writes "Google and Verizon are nearing an agreement that could allow Verizon to speed some online content to Internet users more quickly if the content's creators are willing to pay for the privilege. Any agreement between Verizon and Google could also upend the efforts of the Federal Communications Commission to assert its authority over broadband service, which was severely restricted by a federal appeals court decision in April. People close to the negotiations who were not authorized to speak publicly about them said an agreement could be reached as soon as next week. If completed, Google, whose Android operating system powers many Verizon wireless phones, would agree not to challenge Verizon's ability to manage its broadband Internet network as it pleased."
Update: 08/05 20:03 GMT

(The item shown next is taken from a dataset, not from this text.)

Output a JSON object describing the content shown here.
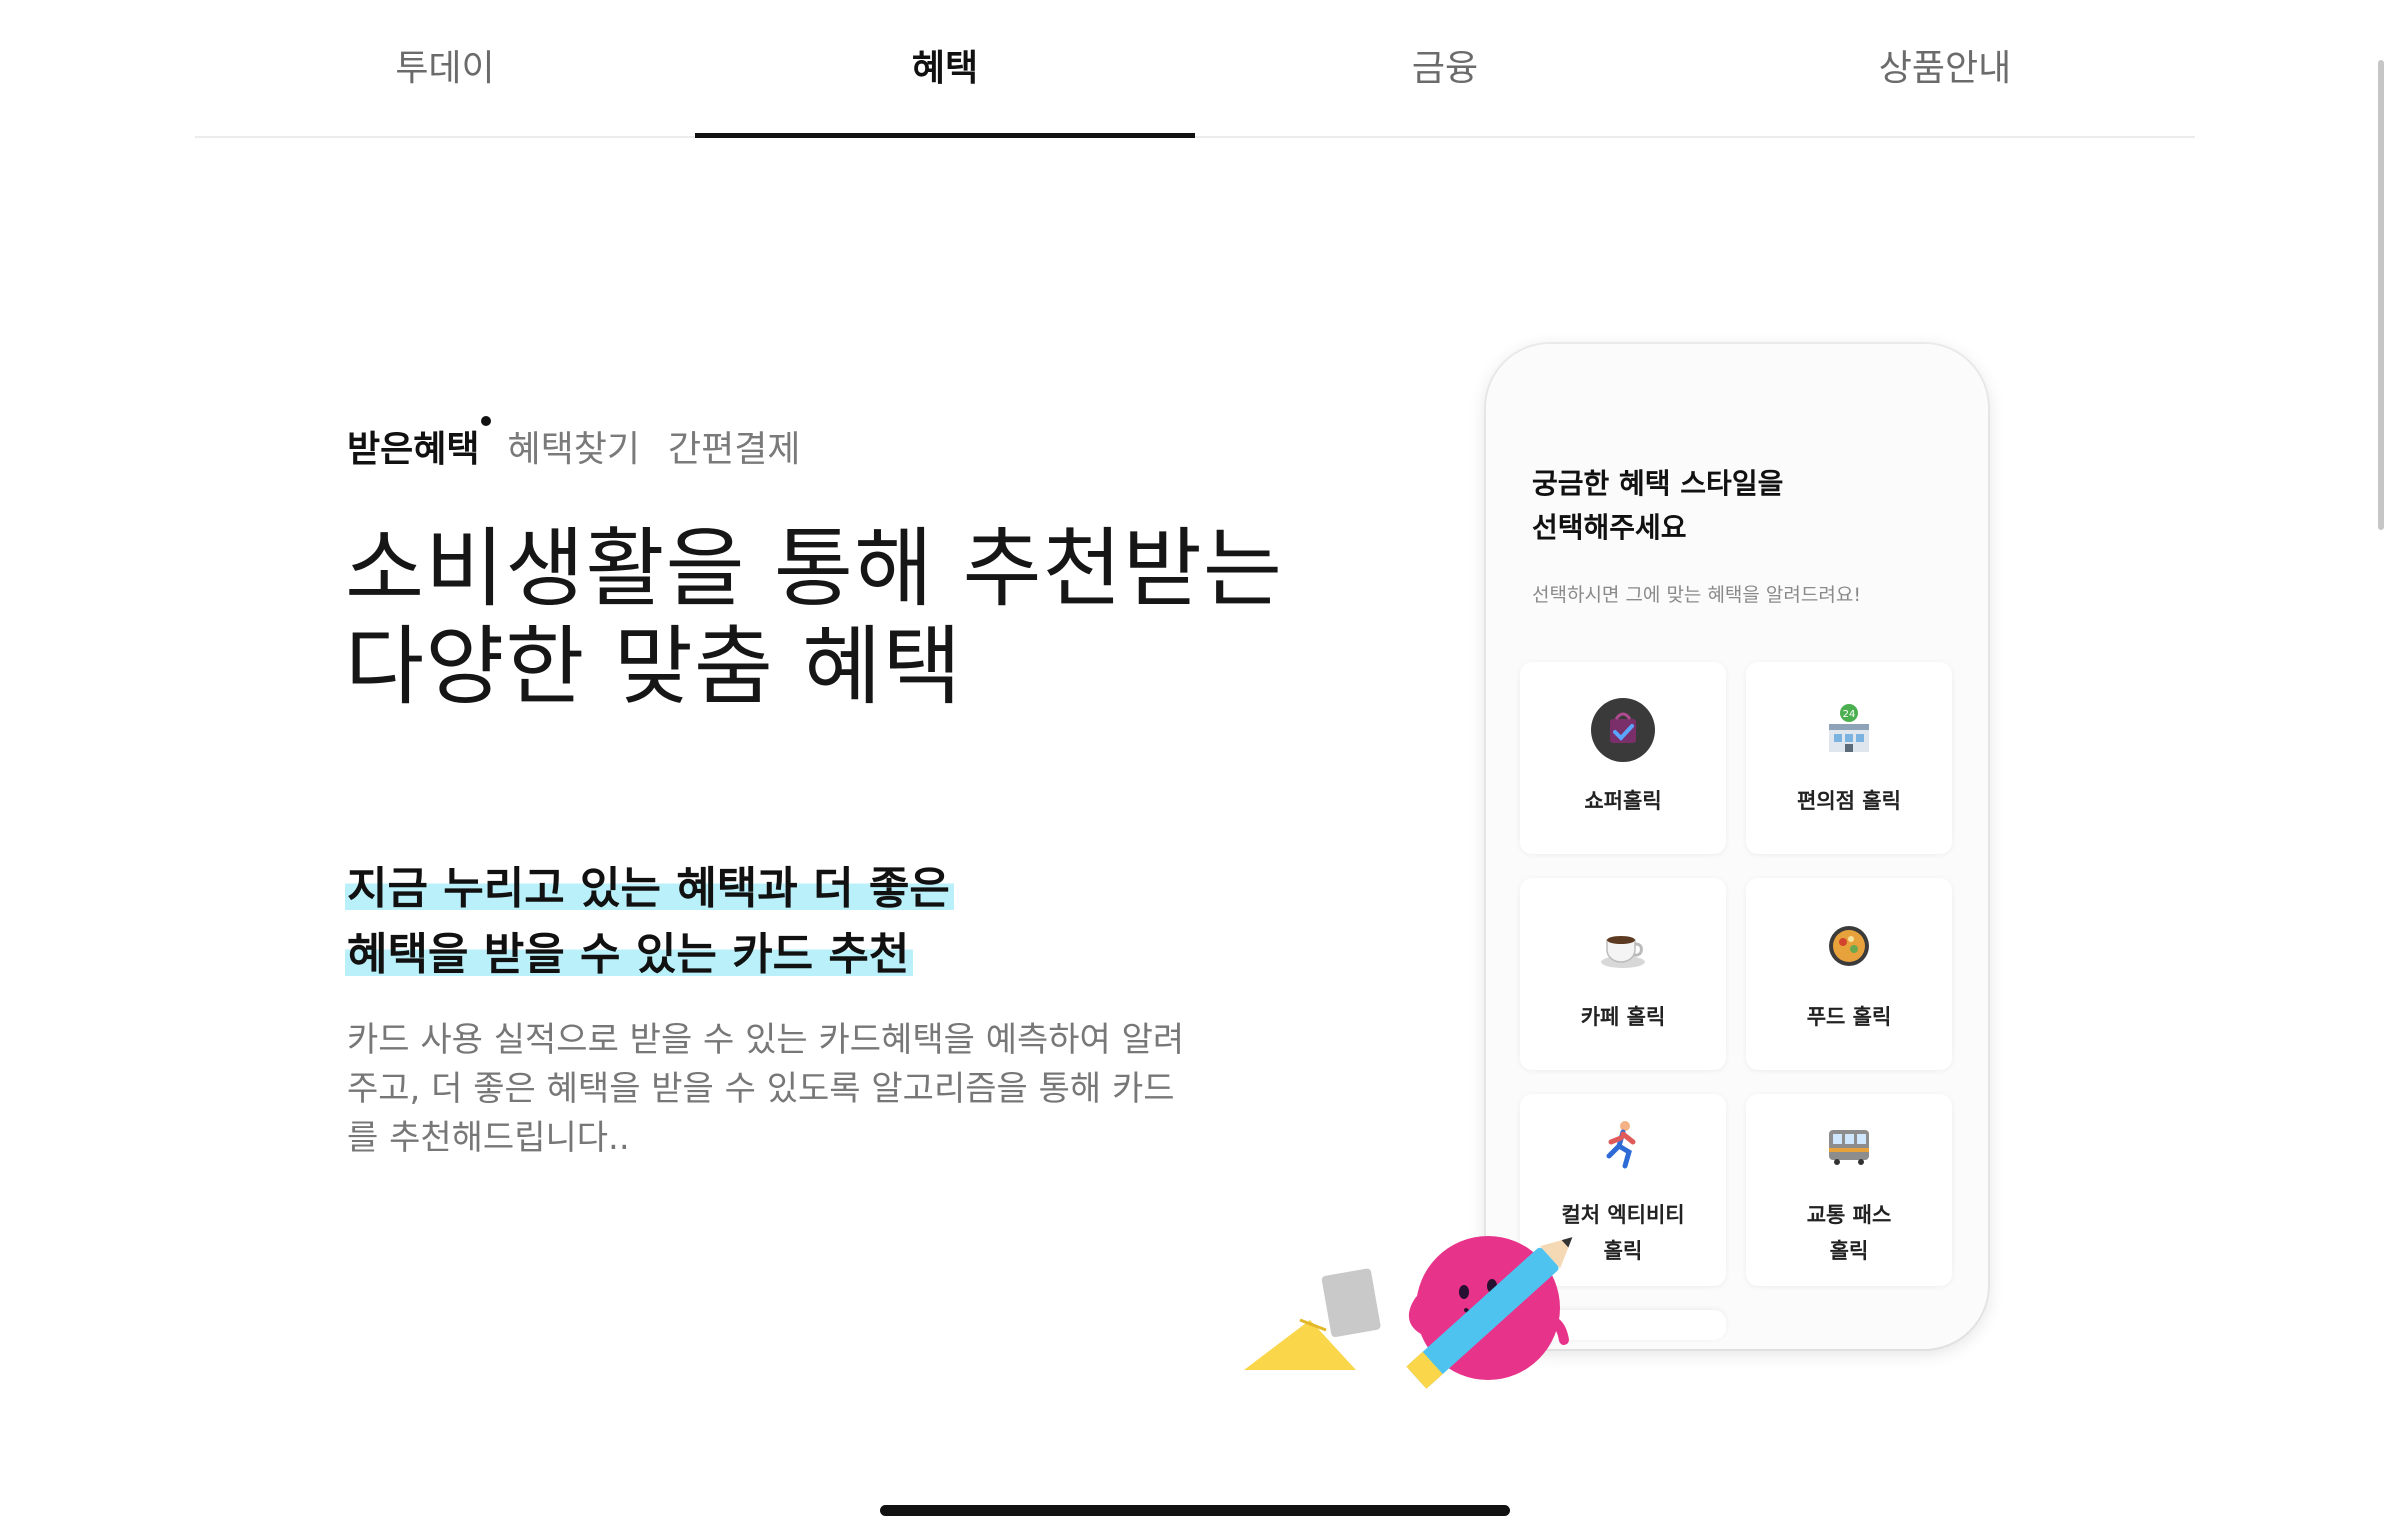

nr3a1 writes with this informative update excerpted from Engadget: "Google's Public Policy Twitter account just belted out a denial of these claims, straight-up saying that the New York Times 'is wrong.' Here's the full tweet, which certainly makes us feel a bit more at ease. For now. '@NYTimes is wrong. We've not had any convos with VZN about paying for carriage of our traffic. We remain committed to an open internet.' Verizon's now also issued a statement and, like Google, it's denying the claims in the original New York Times report."